Find the word "responsive" in the data below and copy each line that holds it.

━━ Dataset ━━

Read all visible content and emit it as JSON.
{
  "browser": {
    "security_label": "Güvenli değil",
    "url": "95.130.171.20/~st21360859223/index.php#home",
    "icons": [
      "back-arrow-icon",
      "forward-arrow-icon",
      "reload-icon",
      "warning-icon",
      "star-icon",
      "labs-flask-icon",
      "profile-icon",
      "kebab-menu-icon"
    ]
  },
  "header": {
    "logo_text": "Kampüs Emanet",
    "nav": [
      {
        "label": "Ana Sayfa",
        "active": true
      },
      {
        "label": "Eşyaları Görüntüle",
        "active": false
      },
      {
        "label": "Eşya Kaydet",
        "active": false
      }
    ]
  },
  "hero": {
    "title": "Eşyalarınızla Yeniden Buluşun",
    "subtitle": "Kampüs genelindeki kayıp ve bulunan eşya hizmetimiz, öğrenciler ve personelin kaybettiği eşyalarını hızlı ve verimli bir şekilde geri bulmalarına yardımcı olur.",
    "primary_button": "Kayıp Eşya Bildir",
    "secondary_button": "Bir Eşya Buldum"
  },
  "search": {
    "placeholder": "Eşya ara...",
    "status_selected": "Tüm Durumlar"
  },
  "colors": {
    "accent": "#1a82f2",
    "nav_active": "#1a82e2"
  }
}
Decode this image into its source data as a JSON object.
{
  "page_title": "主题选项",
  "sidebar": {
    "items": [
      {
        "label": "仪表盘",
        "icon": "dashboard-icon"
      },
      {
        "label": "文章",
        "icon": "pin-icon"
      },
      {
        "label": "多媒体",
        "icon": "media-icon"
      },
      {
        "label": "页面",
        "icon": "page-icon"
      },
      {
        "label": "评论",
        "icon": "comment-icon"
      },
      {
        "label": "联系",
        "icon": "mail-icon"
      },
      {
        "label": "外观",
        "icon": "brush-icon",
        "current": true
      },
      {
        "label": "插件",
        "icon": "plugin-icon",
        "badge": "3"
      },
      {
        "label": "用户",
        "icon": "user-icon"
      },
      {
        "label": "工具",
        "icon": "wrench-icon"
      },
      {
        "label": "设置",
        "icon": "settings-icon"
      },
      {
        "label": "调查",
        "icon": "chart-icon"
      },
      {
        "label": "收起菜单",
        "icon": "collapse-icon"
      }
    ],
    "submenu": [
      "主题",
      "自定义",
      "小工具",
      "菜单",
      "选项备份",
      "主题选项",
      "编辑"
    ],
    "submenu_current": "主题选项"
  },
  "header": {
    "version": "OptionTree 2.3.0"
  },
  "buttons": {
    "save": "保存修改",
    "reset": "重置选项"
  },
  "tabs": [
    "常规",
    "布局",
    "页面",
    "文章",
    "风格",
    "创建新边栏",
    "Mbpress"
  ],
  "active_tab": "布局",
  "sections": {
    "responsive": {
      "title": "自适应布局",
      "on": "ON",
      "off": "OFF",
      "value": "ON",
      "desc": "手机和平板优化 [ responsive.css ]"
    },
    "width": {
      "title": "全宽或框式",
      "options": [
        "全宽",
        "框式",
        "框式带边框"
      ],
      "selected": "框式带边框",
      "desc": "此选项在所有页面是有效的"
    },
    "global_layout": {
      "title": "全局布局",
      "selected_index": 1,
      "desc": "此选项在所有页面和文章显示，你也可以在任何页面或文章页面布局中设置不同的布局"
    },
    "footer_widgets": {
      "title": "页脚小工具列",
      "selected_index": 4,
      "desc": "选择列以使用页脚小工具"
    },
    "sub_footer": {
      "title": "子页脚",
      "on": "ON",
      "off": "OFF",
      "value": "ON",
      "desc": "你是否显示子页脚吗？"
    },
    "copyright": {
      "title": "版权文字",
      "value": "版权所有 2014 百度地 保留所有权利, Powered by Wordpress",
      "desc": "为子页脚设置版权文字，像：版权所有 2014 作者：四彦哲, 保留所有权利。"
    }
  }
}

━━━

- **Answer section**:
    "responsive": {
      "desc": "手机和平板优化 [ responsive.css ]"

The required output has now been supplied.